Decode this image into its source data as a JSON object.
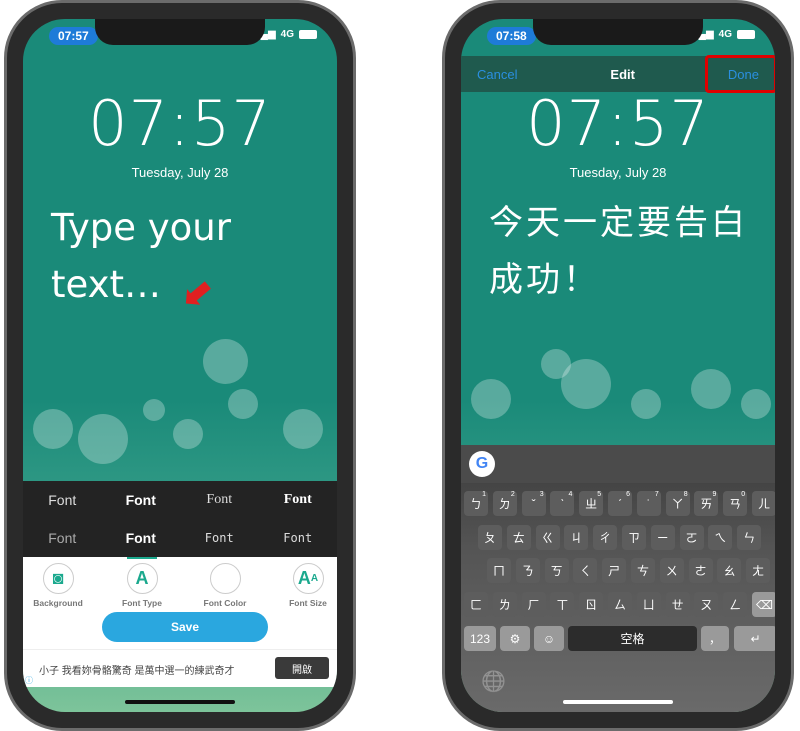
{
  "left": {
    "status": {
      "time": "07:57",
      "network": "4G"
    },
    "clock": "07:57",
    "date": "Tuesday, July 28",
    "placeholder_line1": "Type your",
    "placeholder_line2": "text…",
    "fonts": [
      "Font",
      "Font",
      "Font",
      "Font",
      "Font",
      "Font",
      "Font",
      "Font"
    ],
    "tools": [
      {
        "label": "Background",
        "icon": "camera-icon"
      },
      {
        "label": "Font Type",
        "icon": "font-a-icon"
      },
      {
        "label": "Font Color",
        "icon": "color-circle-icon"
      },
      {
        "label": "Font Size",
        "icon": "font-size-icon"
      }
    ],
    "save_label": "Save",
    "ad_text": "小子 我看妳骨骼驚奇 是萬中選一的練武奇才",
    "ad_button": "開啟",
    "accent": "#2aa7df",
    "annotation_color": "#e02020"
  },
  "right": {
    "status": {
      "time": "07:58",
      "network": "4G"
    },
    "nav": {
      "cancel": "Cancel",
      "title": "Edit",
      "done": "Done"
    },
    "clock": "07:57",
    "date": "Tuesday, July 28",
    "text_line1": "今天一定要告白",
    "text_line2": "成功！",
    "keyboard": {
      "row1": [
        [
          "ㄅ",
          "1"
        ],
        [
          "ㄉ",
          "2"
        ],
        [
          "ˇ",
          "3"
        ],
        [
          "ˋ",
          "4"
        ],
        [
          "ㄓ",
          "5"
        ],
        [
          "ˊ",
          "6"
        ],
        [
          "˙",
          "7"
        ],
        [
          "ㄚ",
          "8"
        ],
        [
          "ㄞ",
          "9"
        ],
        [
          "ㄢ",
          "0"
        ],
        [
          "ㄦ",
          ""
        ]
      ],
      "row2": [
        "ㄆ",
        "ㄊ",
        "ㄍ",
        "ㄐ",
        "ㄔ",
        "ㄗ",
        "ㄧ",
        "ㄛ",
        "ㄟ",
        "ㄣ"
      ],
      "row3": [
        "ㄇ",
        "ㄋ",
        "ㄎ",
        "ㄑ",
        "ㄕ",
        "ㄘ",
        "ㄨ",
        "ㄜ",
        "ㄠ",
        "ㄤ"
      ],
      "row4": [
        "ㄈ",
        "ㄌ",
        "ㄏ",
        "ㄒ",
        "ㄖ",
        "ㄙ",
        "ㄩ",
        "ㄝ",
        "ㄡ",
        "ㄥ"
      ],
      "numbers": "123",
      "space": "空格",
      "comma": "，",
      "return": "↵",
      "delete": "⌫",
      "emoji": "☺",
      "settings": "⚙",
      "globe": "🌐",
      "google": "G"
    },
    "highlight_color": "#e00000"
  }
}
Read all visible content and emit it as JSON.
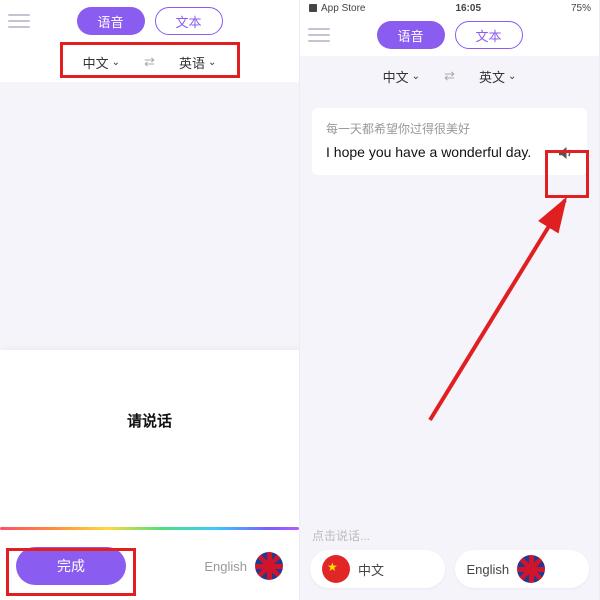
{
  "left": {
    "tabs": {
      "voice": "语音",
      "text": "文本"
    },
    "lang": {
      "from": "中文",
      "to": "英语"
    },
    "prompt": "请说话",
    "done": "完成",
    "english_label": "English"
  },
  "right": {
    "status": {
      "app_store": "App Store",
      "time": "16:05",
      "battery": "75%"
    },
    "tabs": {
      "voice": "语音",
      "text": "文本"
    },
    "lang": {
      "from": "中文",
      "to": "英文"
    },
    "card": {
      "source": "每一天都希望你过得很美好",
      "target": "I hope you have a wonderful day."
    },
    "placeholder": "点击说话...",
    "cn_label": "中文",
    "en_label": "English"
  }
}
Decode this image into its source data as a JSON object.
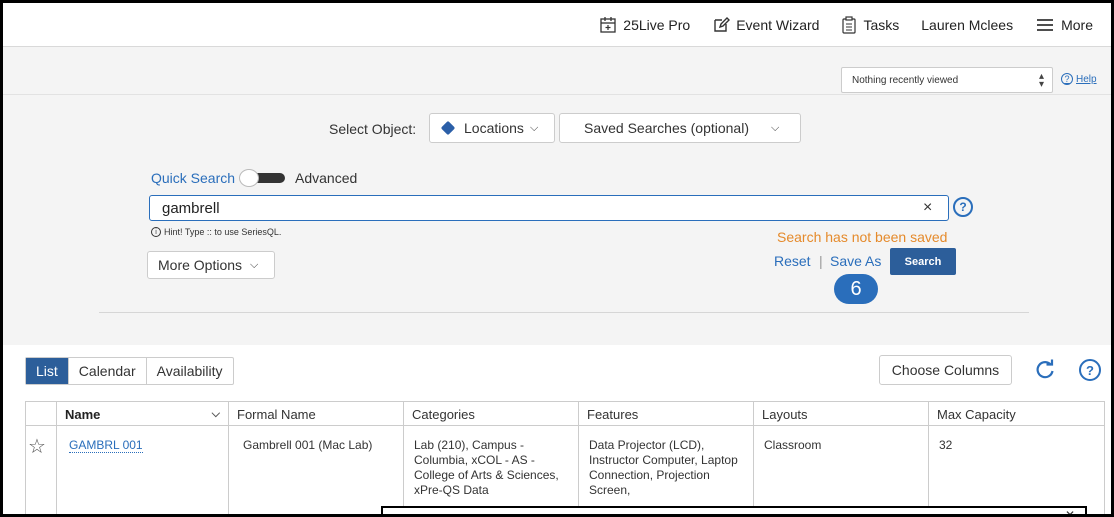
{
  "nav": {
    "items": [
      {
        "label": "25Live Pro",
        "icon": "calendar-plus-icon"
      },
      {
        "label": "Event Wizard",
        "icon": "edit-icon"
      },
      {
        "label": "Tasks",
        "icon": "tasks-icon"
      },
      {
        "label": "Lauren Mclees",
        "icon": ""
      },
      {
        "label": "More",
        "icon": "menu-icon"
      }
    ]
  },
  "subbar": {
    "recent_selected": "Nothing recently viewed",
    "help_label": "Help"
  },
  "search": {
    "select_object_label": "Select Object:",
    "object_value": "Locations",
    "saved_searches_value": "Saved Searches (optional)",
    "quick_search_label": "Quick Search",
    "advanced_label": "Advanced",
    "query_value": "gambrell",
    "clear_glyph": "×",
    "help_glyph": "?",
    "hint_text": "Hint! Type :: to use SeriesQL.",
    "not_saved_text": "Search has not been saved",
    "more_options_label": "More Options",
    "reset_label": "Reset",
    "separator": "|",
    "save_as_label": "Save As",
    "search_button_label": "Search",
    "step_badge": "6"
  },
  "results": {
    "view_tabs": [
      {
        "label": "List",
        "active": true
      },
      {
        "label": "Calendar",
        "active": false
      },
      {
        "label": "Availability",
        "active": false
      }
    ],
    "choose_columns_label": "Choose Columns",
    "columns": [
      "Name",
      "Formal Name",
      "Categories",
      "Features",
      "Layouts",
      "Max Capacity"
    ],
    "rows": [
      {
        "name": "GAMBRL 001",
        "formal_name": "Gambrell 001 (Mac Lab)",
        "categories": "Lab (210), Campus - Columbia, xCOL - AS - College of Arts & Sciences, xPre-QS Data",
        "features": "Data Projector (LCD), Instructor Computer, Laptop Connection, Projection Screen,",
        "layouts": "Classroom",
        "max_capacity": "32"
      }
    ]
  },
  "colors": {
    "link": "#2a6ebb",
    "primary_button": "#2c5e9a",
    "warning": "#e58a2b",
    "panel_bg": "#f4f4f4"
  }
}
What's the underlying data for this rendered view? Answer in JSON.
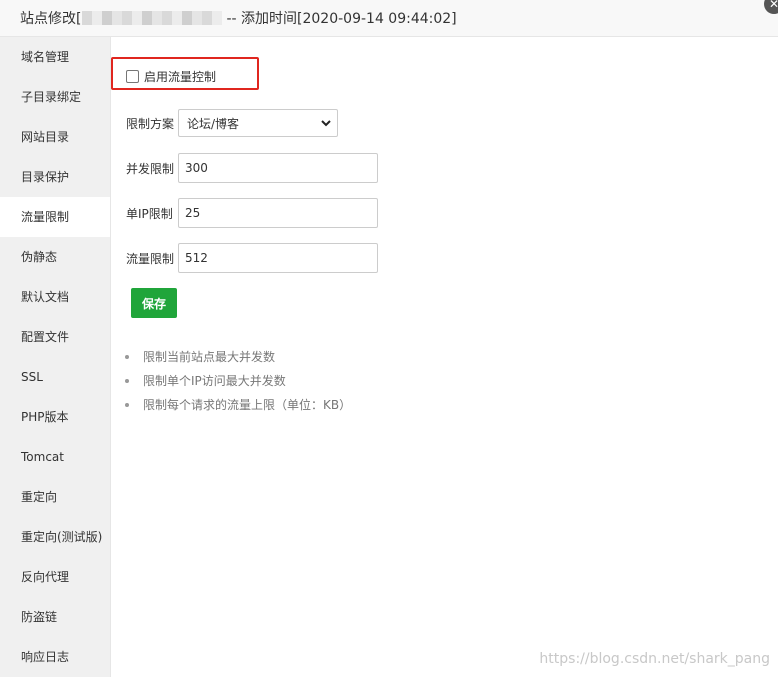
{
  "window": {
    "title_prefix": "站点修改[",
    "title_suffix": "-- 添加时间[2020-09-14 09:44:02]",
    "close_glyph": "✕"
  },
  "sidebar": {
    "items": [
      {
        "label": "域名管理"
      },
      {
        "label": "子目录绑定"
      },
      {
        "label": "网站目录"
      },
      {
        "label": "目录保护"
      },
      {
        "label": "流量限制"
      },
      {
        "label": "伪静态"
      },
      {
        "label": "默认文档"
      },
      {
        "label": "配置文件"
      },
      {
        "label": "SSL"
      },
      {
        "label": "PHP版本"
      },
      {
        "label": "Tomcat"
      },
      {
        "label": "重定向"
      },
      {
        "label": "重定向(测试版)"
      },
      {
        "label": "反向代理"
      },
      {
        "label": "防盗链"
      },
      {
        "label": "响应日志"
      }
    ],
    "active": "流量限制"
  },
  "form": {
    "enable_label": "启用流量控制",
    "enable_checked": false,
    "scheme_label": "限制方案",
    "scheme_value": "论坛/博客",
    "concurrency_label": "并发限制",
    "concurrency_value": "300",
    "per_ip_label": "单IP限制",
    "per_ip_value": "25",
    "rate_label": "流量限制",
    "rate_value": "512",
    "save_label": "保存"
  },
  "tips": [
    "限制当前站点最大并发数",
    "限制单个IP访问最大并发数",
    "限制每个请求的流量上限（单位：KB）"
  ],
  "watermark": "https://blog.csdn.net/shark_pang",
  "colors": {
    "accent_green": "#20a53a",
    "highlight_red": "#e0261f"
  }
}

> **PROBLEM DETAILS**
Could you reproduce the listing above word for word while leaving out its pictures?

> **EXERCISE ANSWER**
Decode this image into its source data as a JSON object.
{
  "left": {
    "status": {
      "time": "07:57",
      "network": "4G"
    },
    "clock": "07:57",
    "date": "Tuesday, July 28",
    "placeholder_line1": "Type your",
    "placeholder_line2": "text…",
    "fonts": [
      "Font",
      "Font",
      "Font",
      "Font",
      "Font",
      "Font",
      "Font",
      "Font"
    ],
    "tools": [
      {
        "label": "Background",
        "icon": "camera-icon"
      },
      {
        "label": "Font Type",
        "icon": "font-a-icon"
      },
      {
        "label": "Font Color",
        "icon": "color-circle-icon"
      },
      {
        "label": "Font Size",
        "icon": "font-size-icon"
      }
    ],
    "save_label": "Save",
    "ad_text": "小子 我看妳骨骼驚奇 是萬中選一的練武奇才",
    "ad_button": "開啟",
    "accent": "#2aa7df",
    "annotation_color": "#e02020"
  },
  "right": {
    "status": {
      "time": "07:58",
      "network": "4G"
    },
    "nav": {
      "cancel": "Cancel",
      "title": "Edit",
      "done": "Done"
    },
    "clock": "07:57",
    "date": "Tuesday, July 28",
    "text_line1": "今天一定要告白",
    "text_line2": "成功！",
    "keyboard": {
      "row1": [
        [
          "ㄅ",
          "1"
        ],
        [
          "ㄉ",
          "2"
        ],
        [
          "ˇ",
          "3"
        ],
        [
          "ˋ",
          "4"
        ],
        [
          "ㄓ",
          "5"
        ],
        [
          "ˊ",
          "6"
        ],
        [
          "˙",
          "7"
        ],
        [
          "ㄚ",
          "8"
        ],
        [
          "ㄞ",
          "9"
        ],
        [
          "ㄢ",
          "0"
        ],
        [
          "ㄦ",
          ""
        ]
      ],
      "row2": [
        "ㄆ",
        "ㄊ",
        "ㄍ",
        "ㄐ",
        "ㄔ",
        "ㄗ",
        "ㄧ",
        "ㄛ",
        "ㄟ",
        "ㄣ"
      ],
      "row3": [
        "ㄇ",
        "ㄋ",
        "ㄎ",
        "ㄑ",
        "ㄕ",
        "ㄘ",
        "ㄨ",
        "ㄜ",
        "ㄠ",
        "ㄤ"
      ],
      "row4": [
        "ㄈ",
        "ㄌ",
        "ㄏ",
        "ㄒ",
        "ㄖ",
        "ㄙ",
        "ㄩ",
        "ㄝ",
        "ㄡ",
        "ㄥ"
      ],
      "numbers": "123",
      "space": "空格",
      "comma": "，",
      "return": "↵",
      "delete": "⌫",
      "emoji": "☺",
      "settings": "⚙",
      "globe": "🌐",
      "google": "G"
    },
    "highlight_color": "#e00000"
  }
}
Read all visible content and emit it as JSON.
{
  "left": {
    "tabs": {
      "voice": "语音",
      "text": "文本"
    },
    "lang": {
      "from": "中文",
      "to": "英语"
    },
    "prompt": "请说话",
    "done": "完成",
    "english_label": "English"
  },
  "right": {
    "status": {
      "app_store": "App Store",
      "time": "16:05",
      "battery": "75%"
    },
    "tabs": {
      "voice": "语音",
      "text": "文本"
    },
    "lang": {
      "from": "中文",
      "to": "英文"
    },
    "card": {
      "source": "每一天都希望你过得很美好",
      "target": "I hope you have a wonderful day."
    },
    "placeholder": "点击说话...",
    "cn_label": "中文",
    "en_label": "English"
  }
}
Decode this image into its source data as a JSON object.
{
  "nav": {
    "items": [
      {
        "label": "25Live Pro",
        "icon": "calendar-plus-icon"
      },
      {
        "label": "Event Wizard",
        "icon": "edit-icon"
      },
      {
        "label": "Tasks",
        "icon": "tasks-icon"
      },
      {
        "label": "Lauren Mclees",
        "icon": ""
      },
      {
        "label": "More",
        "icon": "menu-icon"
      }
    ]
  },
  "subbar": {
    "recent_selected": "Nothing recently viewed",
    "help_label": "Help"
  },
  "search": {
    "select_object_label": "Select Object:",
    "object_value": "Locations",
    "saved_searches_value": "Saved Searches (optional)",
    "quick_search_label": "Quick Search",
    "advanced_label": "Advanced",
    "query_value": "gambrell",
    "clear_glyph": "×",
    "help_glyph": "?",
    "hint_text": "Hint! Type :: to use SeriesQL.",
    "not_saved_text": "Search has not been saved",
    "more_options_label": "More Options",
    "reset_label": "Reset",
    "separator": "|",
    "save_as_label": "Save As",
    "search_button_label": "Search",
    "step_badge": "6"
  },
  "results": {
    "view_tabs": [
      {
        "label": "List",
        "active": true
      },
      {
        "label": "Calendar",
        "active": false
      },
      {
        "label": "Availability",
        "active": false
      }
    ],
    "choose_columns_label": "Choose Columns",
    "columns": [
      "Name",
      "Formal Name",
      "Categories",
      "Features",
      "Layouts",
      "Max Capacity"
    ],
    "rows": [
      {
        "name": "GAMBRL 001",
        "formal_name": "Gambrell 001 (Mac Lab)",
        "categories": "Lab (210), Campus - Columbia, xCOL - AS - College of Arts & Sciences, xPre-QS Data",
        "features": "Data Projector (LCD), Instructor Computer, Laptop Connection, Projection Screen,",
        "layouts": "Classroom",
        "max_capacity": "32"
      }
    ]
  },
  "colors": {
    "link": "#2a6ebb",
    "primary_button": "#2c5e9a",
    "warning": "#e58a2b",
    "panel_bg": "#f4f4f4"
  }
}
What's the underlying data for this rendered view? Answer in JSON.
{
  "window": {
    "title_prefix": "站点修改[",
    "title_suffix": "-- 添加时间[2020-09-14 09:44:02]",
    "close_glyph": "✕"
  },
  "sidebar": {
    "items": [
      {
        "label": "域名管理"
      },
      {
        "label": "子目录绑定"
      },
      {
        "label": "网站目录"
      },
      {
        "label": "目录保护"
      },
      {
        "label": "流量限制"
      },
      {
        "label": "伪静态"
      },
      {
        "label": "默认文档"
      },
      {
        "label": "配置文件"
      },
      {
        "label": "SSL"
      },
      {
        "label": "PHP版本"
      },
      {
        "label": "Tomcat"
      },
      {
        "label": "重定向"
      },
      {
        "label": "重定向(测试版)"
      },
      {
        "label": "反向代理"
      },
      {
        "label": "防盗链"
      },
      {
        "label": "响应日志"
      }
    ],
    "active": "流量限制"
  },
  "form": {
    "enable_label": "启用流量控制",
    "enable_checked": false,
    "scheme_label": "限制方案",
    "scheme_value": "论坛/博客",
    "concurrency_label": "并发限制",
    "concurrency_value": "300",
    "per_ip_label": "单IP限制",
    "per_ip_value": "25",
    "rate_label": "流量限制",
    "rate_value": "512",
    "save_label": "保存"
  },
  "tips": [
    "限制当前站点最大并发数",
    "限制单个IP访问最大并发数",
    "限制每个请求的流量上限（单位：KB）"
  ],
  "watermark": "https://blog.csdn.net/shark_pang",
  "colors": {
    "accent_green": "#20a53a",
    "highlight_red": "#e0261f"
  }
}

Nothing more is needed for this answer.